W. Somerset Maugham is one of those authors I tend to have a distinct response to, either positive or negative. For instance, I was deeply frustrated by Of Human Bondage  and yet loved Ashenden and The Razor's Edge.  That being said, I was a little ambivalent towards seeking out this particular novel.

I do love a good book recommendation and this one came from an Internet friend from far, far away.He clearly has impeccable taste and a weirdly accurate radar as to the kind of anti-heroine I would relate to. Kitty perhaps  will draw a response from all women, she is our frivolous dark side, bored by dull men; eager for adventure and yet ultimately somewhat trapped by convention.

She represents the last, best hope of her parents. The burden of expectations all built around the fleeting drug that is youthful beauty. Life, as it often does, gets in the way. Enter an unfathomable choice, a devastating realisation and a journey that appears to be the path to suicide.

I think the quote above exemplifies how gorgeous and clever the prose is and this is definitely a classic worth exploring. As per my friend John's recommendation, I'd urge you to check this one out too.

5 out of 5 girls would think twice about an affair with a toupee.

Wednesday, 4 March 2015

Brideshead Revisited: The Sacred and Profane Memories of Captain Charles Ryder by Evelyn Waugh"

"Their passion frightened her, and she came back from the confessional one day determined to put an end to it."

So this is one of those rare occasions where I've watched the movie before reading the book  and look how appropriate, my copy of the book is a movie tie-in.This one has been in my to read pile for an absolute age and going on my previous love of Waugh's other novels like Vile Bodies, I think I'd been saving it to savour.
That being said my praise is not completely effusive here.
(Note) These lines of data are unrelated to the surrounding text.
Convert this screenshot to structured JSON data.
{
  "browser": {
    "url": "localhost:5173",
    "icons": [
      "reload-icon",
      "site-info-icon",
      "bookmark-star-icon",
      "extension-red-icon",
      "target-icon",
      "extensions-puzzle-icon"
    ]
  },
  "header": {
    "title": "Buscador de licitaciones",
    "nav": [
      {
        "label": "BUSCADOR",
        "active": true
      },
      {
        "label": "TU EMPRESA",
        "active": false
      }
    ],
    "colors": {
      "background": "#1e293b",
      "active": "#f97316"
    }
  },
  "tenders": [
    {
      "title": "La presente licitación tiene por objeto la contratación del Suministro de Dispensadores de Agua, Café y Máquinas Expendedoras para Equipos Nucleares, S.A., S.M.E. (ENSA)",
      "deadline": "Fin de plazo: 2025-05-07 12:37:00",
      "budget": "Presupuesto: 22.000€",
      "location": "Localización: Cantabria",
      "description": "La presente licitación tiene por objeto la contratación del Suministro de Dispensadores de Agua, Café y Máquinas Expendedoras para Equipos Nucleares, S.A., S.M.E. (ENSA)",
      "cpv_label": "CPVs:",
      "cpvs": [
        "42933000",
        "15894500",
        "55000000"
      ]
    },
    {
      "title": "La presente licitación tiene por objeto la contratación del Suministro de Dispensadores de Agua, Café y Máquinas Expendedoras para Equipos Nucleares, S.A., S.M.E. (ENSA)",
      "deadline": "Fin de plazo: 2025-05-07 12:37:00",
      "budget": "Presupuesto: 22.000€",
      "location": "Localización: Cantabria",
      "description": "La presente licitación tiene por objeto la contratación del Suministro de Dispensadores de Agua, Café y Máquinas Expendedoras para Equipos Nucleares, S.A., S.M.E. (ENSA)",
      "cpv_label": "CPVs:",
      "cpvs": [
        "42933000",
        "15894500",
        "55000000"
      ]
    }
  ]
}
There are moments that are sublime, but it lacks the bite of some of his other works. This is more sad and reflective as, during the war, Captain Ryder revisits the scenes of his youth through his station at Brideshead as per the title.

As in Vile Bodies, Dipsomania raises its ugly head in the persona of Sebastian and his tragic story. My recollections, perhaps tainted by the cinematic excursion were more around the romantic tale and indeed the interlude of Julia and Ryder is rather fleeting but memorable.
For me this one seemed more about faith and love and relationships and frustration and guilt seeped out of the pages.
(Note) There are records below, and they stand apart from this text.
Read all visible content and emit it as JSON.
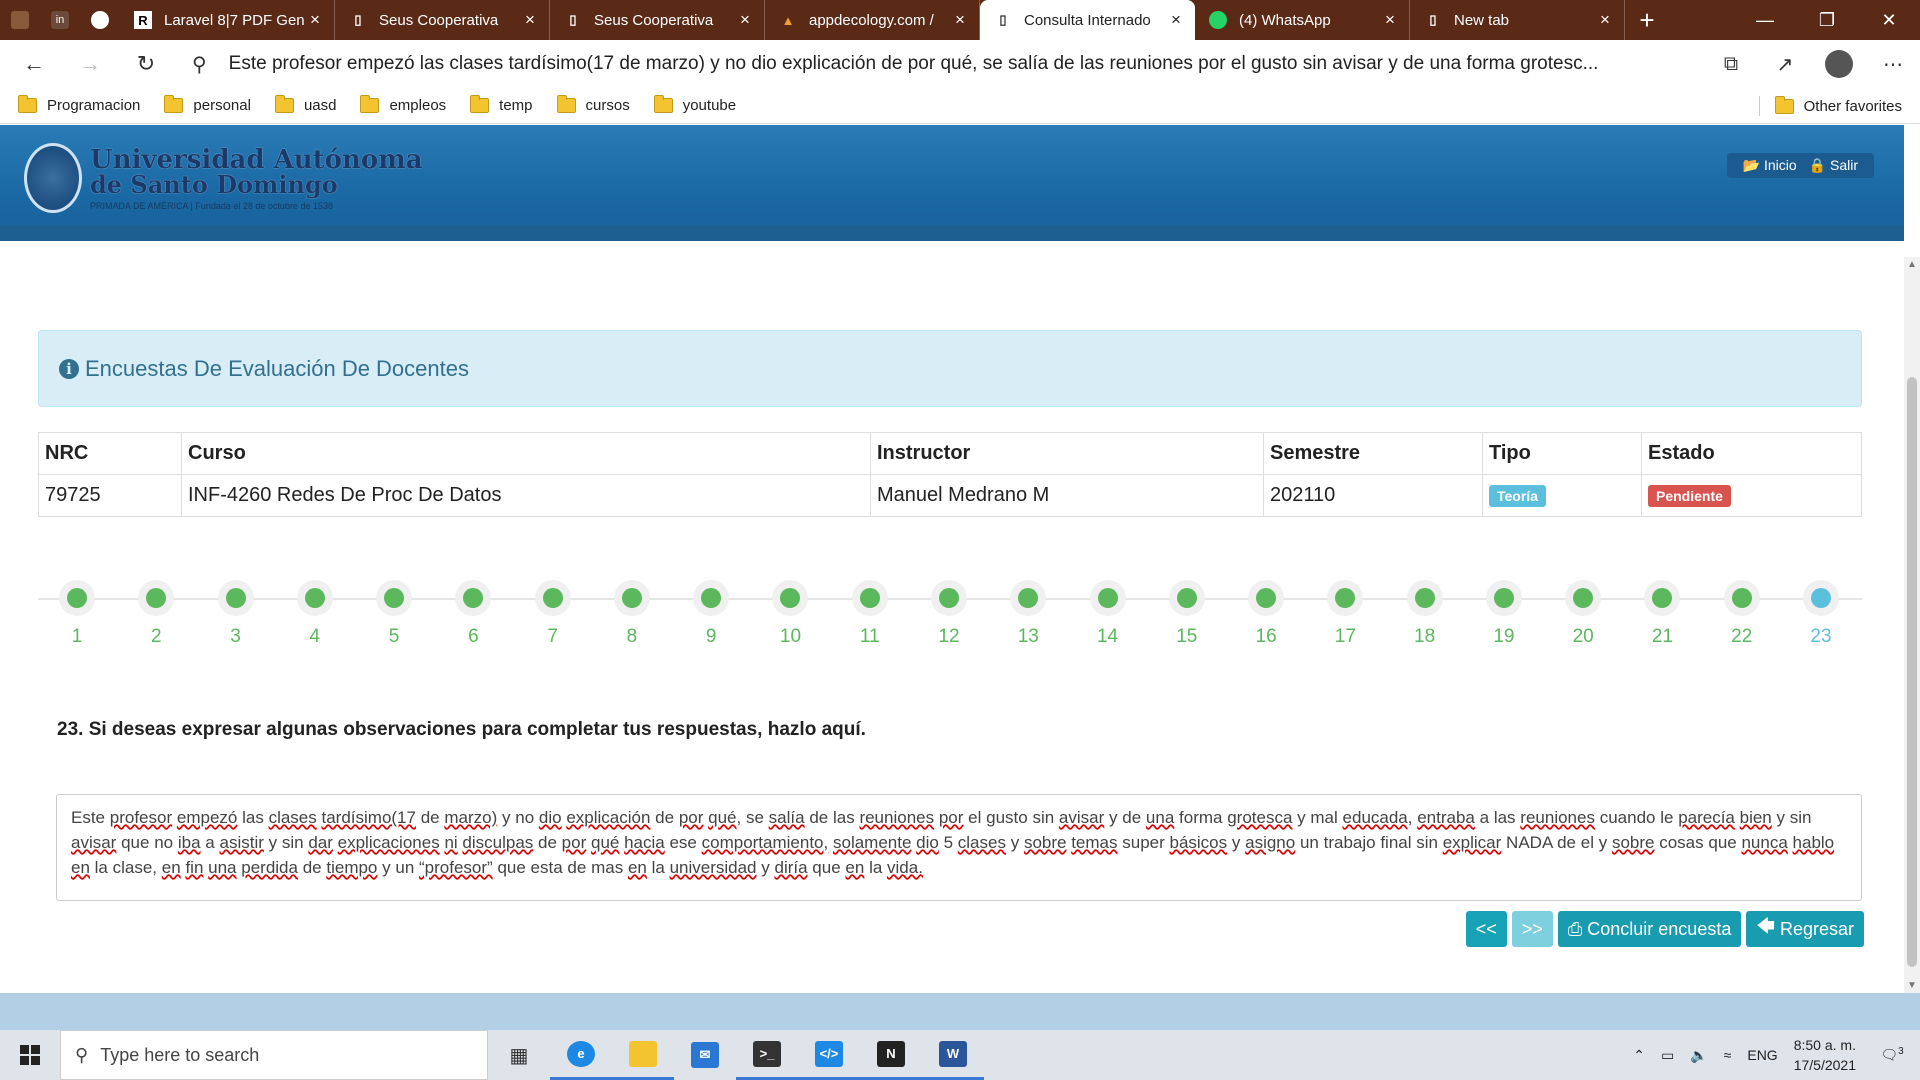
{
  "browser": {
    "tabs": [
      {
        "title": "Laravel 8|7 PDF Gen",
        "favicon": "R",
        "fav_color": "#000000",
        "active": false
      },
      {
        "title": "Seus Cooperativa",
        "favicon": "page-icon",
        "active": false
      },
      {
        "title": "Seus Cooperativa",
        "favicon": "page-icon",
        "active": false
      },
      {
        "title": "appdecology.com /",
        "favicon": "flame-icon",
        "active": false
      },
      {
        "title": "Consulta Internado",
        "favicon": "page-icon",
        "active": true
      },
      {
        "title": "(4) WhatsApp",
        "favicon": "whatsapp-icon",
        "active": false
      },
      {
        "title": "New tab",
        "favicon": "newtab-icon",
        "active": false
      }
    ],
    "address": "Este profesor empezó las clases tardísimo(17 de marzo) y no dio explicación de por qué, se salía de las reuniones por el gusto sin avisar y de una forma grotesc...",
    "bookmarks": [
      "Programacion",
      "personal",
      "uasd",
      "empleos",
      "temp",
      "cursos",
      "youtube"
    ],
    "other_favorites": "Other favorites"
  },
  "site": {
    "logo_line1": "Universidad Autónoma",
    "logo_line2": "de Santo Domingo",
    "logo_line3": "PRIMADA DE AMÉRICA  |  Fundada el 28 de octubre de 1538",
    "nav_inicio": "Inicio",
    "nav_salir": "Salir"
  },
  "survey": {
    "info_title": "Encuestas De Evaluación De Docentes",
    "columns": [
      "NRC",
      "Curso",
      "Instructor",
      "Semestre",
      "Tipo",
      "Estado"
    ],
    "row": {
      "nrc": "79725",
      "curso": "INF-4260 Redes De Proc De Datos",
      "instructor": "Manuel Medrano M",
      "semestre": "202110",
      "tipo": "Teoría",
      "estado": "Pendiente"
    },
    "tipo_color": "#5bc0de",
    "estado_color": "#d9534f",
    "steps": [
      "1",
      "2",
      "3",
      "4",
      "5",
      "6",
      "7",
      "8",
      "9",
      "10",
      "11",
      "12",
      "13",
      "14",
      "15",
      "16",
      "17",
      "18",
      "19",
      "20",
      "21",
      "22",
      "23"
    ],
    "current_step": "23",
    "question": "23. Si deseas expresar algunas observaciones para completar tus respuestas, hazlo aquí.",
    "answer": "Este profesor empezó las clases tardísimo(17 de marzo) y no dio explicación de por qué, se salía de las reuniones por el gusto sin avisar y de una forma grotesca y mal educada, entraba a las reuniones cuando le parecía bien y sin avisar que no iba a asistir y sin dar explicaciones ni disculpas de por qué hacia ese comportamiento, solamente dio 5 clases y sobre temas super básicos y asigno un trabajo final sin explicar NADA de el y sobre cosas que nunca hablo en la clase, en fin una perdida de tiempo y un “profesor” que esta de mas en la universidad y diría que en la vida.",
    "btn_prev": "<<",
    "btn_next": ">>",
    "btn_conclude": "Concluir encuesta",
    "btn_back": "Regresar"
  },
  "taskbar": {
    "search_placeholder": "Type here to search",
    "lang": "ENG",
    "time": "8:50 a. m.",
    "date": "17/5/2021",
    "notifications": "3"
  }
}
I think this one is a slow burn.

5 out of 5 memories fade.

Kiss the Dead by Laurell K Hamilton

"It took me a sec­ond to re­al­ize that he had just quoted Star Wars to me. It made me smile, and in that mo­ment I loved him, just for that."

Who doesn't love a Star Wars quoting man - yeah, I'm a nerd. So, it has been a really rubbish week at work and , apparently it is only Wednesday, anyway back to the book.
I was needing a little time with Anita and her menagerie of hot men, because my dating life took a turn for the non-existent courtesy of cancelled flights, crazy storms, a trip interstate and a random lack of water - long story.

 There's another crisis for Anita to sort out with little baby vampires going crazy and let's not even get started on Asher's jealous lunacy. Poly amorous relationships seem even more fraught than your usual type, particularly when they involve ancient vampires and other supernatural types.

Anita gets a guilt complex about Cyn being too young for her, but she gets over it in her usually effusive fashion. Oh to be Anita, surrounded by all the hotness.

4 out of 5 times this one returns to form.